With the Justice Department taking steps to cut some federal funds from Chicago and other sanctuary cities, Sen. Dick Durbin, D-Ill., said Sunday, “We are not going to turn our local police departments into immigration officials.”
Durbin, in an interview with CNN’s Dana Bash on “State of the Union,” said Chicago should remain a sanctuary city despite the Justice Department crackdown.
And on the potential of a government shutdown over President Donald Trump’s insistence on border wall funding included in a spending bill that must be passed by Friday, Durbin said, “It’s a political stunt, an obsession for the president that should not shut down our government.”
Last Friday, the Justice Department sent letters to Chicago Police Supt. Eddie Johnson, Cook County Board President Toni Preckwinkle and officials in several states saying some federal crime-fighting grants may be cut off if these jurisdictions continue with sanctuary status after June 30.

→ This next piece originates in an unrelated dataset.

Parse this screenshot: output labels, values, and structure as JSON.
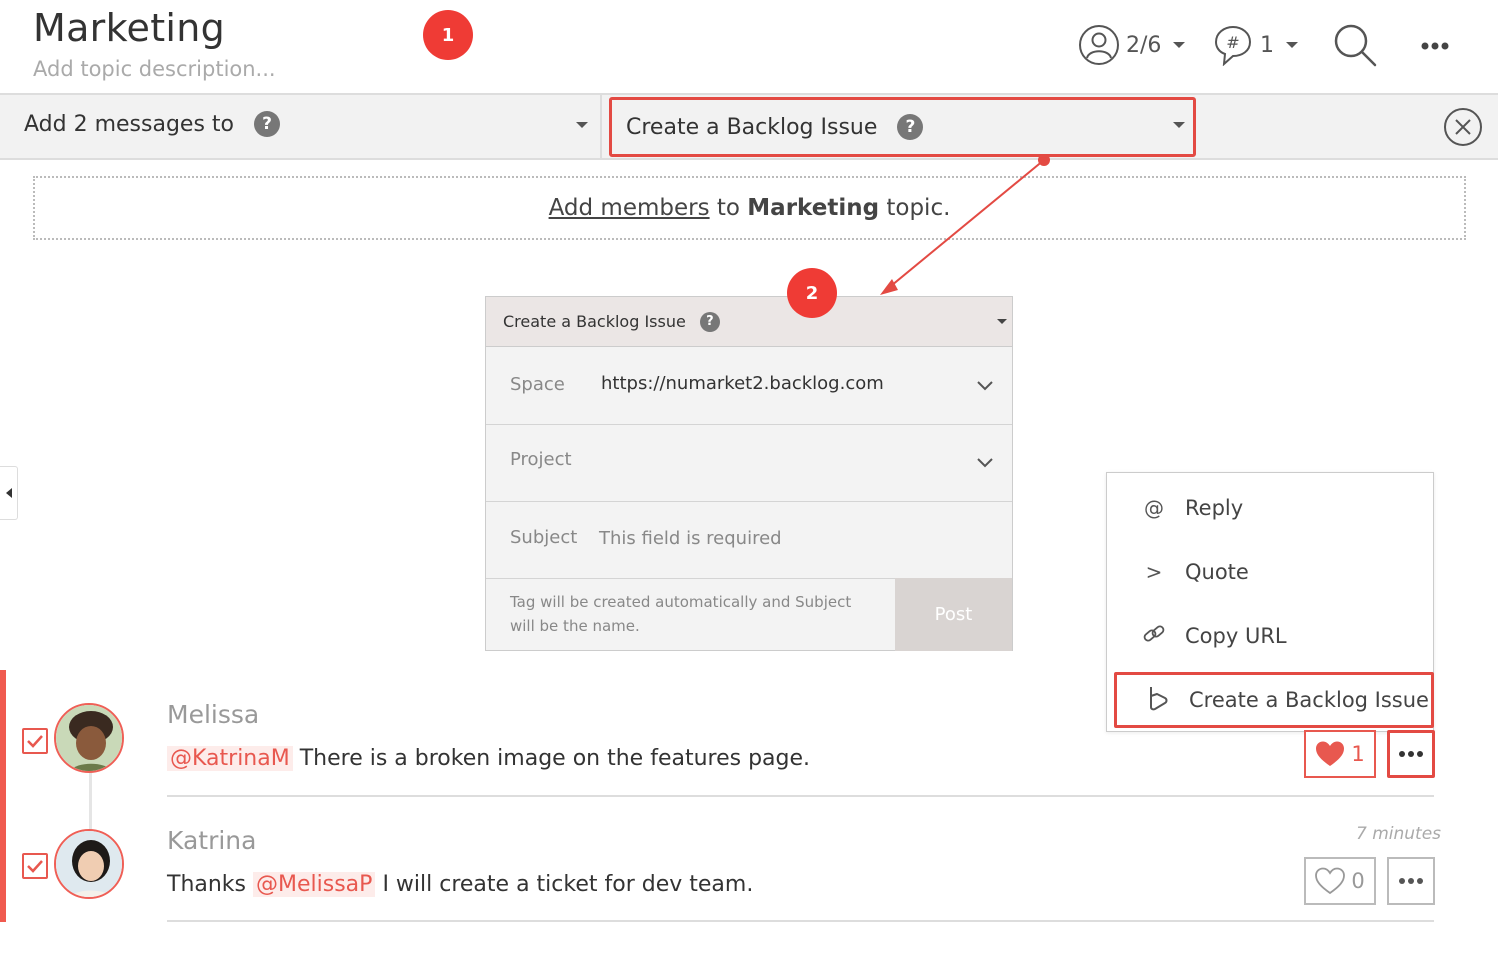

Durbin, asked “as the senator from Illinois, do you want Chicago to remain a sanctuary city, even if it means losing federal funding,” replied that shielding illegal immigrants does not lead to “law and order.”
“I wish that Attorney General Sessions, as well as members of the Trump administration, would do what I have done, sit down with the police chiefs, ask them point blank, ‘What is the most important thing we can do to maintain law and order and to cooperate with the people who are responsible for keeping our community safe?'” Durbin said.

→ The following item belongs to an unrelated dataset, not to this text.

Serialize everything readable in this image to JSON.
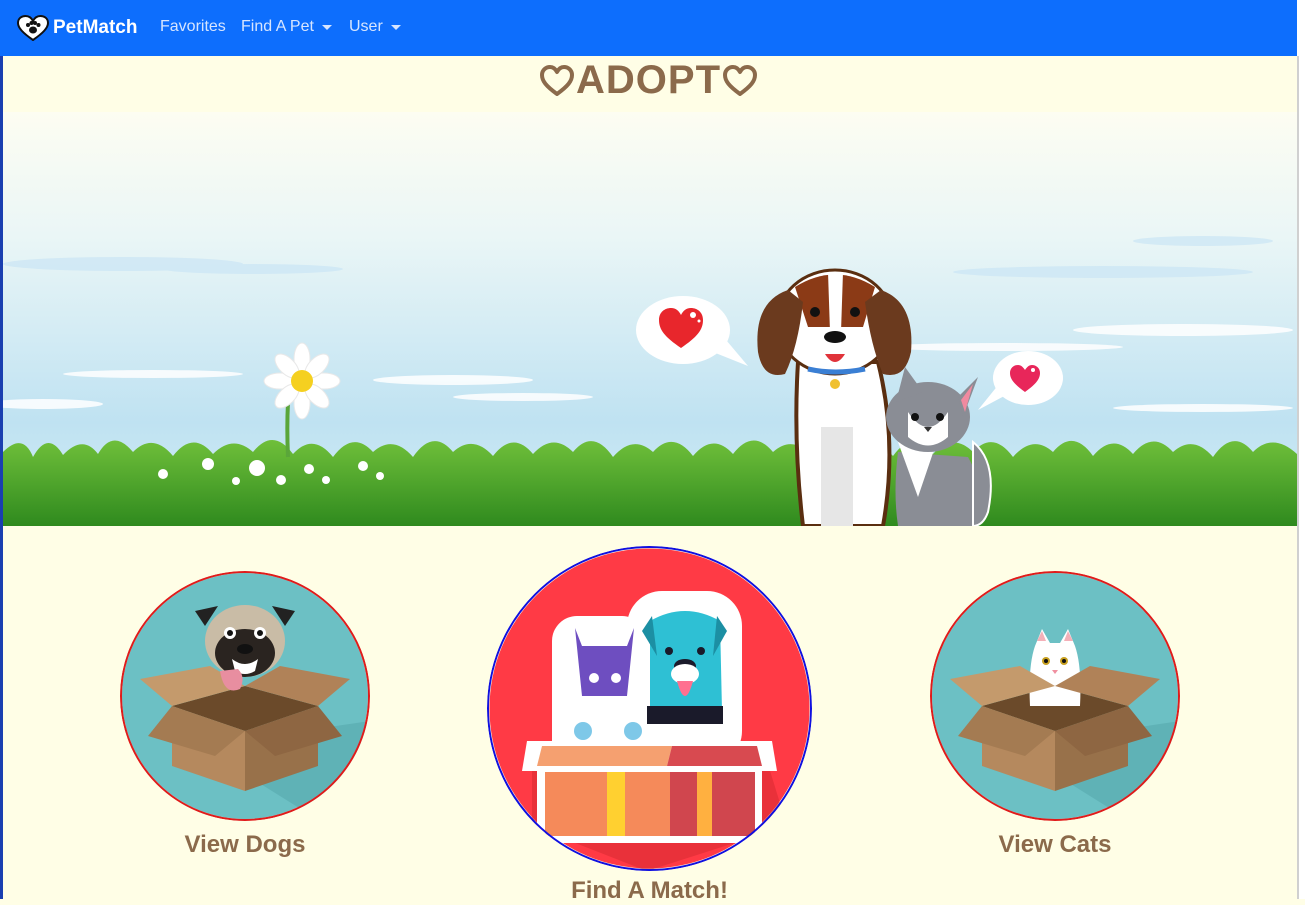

“And they will tell you that this notion of threatening those who are here undocumented is going to cut off sources of information which people use every day in police departments to keep us safe.
“If you want to have a law-and-order presidency, speak to the police departments and chiefs who have this responsibility. They will tell you that cutting off funding for cities that are trying to work with all of the population to keep the city safe is exactly the wrong thing to do,” Durbin said.
“What Chicago does, and every city does, is to share information when they arrest people, fingerprints, for example, with the FBI, so that they can check the backgrounds of individuals,” he added.
“But, listen, we have an important responsibility in Chicago and every other city to keep people safe. And we are not going to turn our local police departments into immigration officials.
Said Durbin, “I think we can work with the federal government, but we’re not going to do this at the expense of people who are living peaceable lives in neighborhoods and raising families and should not be harassed by folks who are trying to push some sort of anti-immigration agenda in Washington.”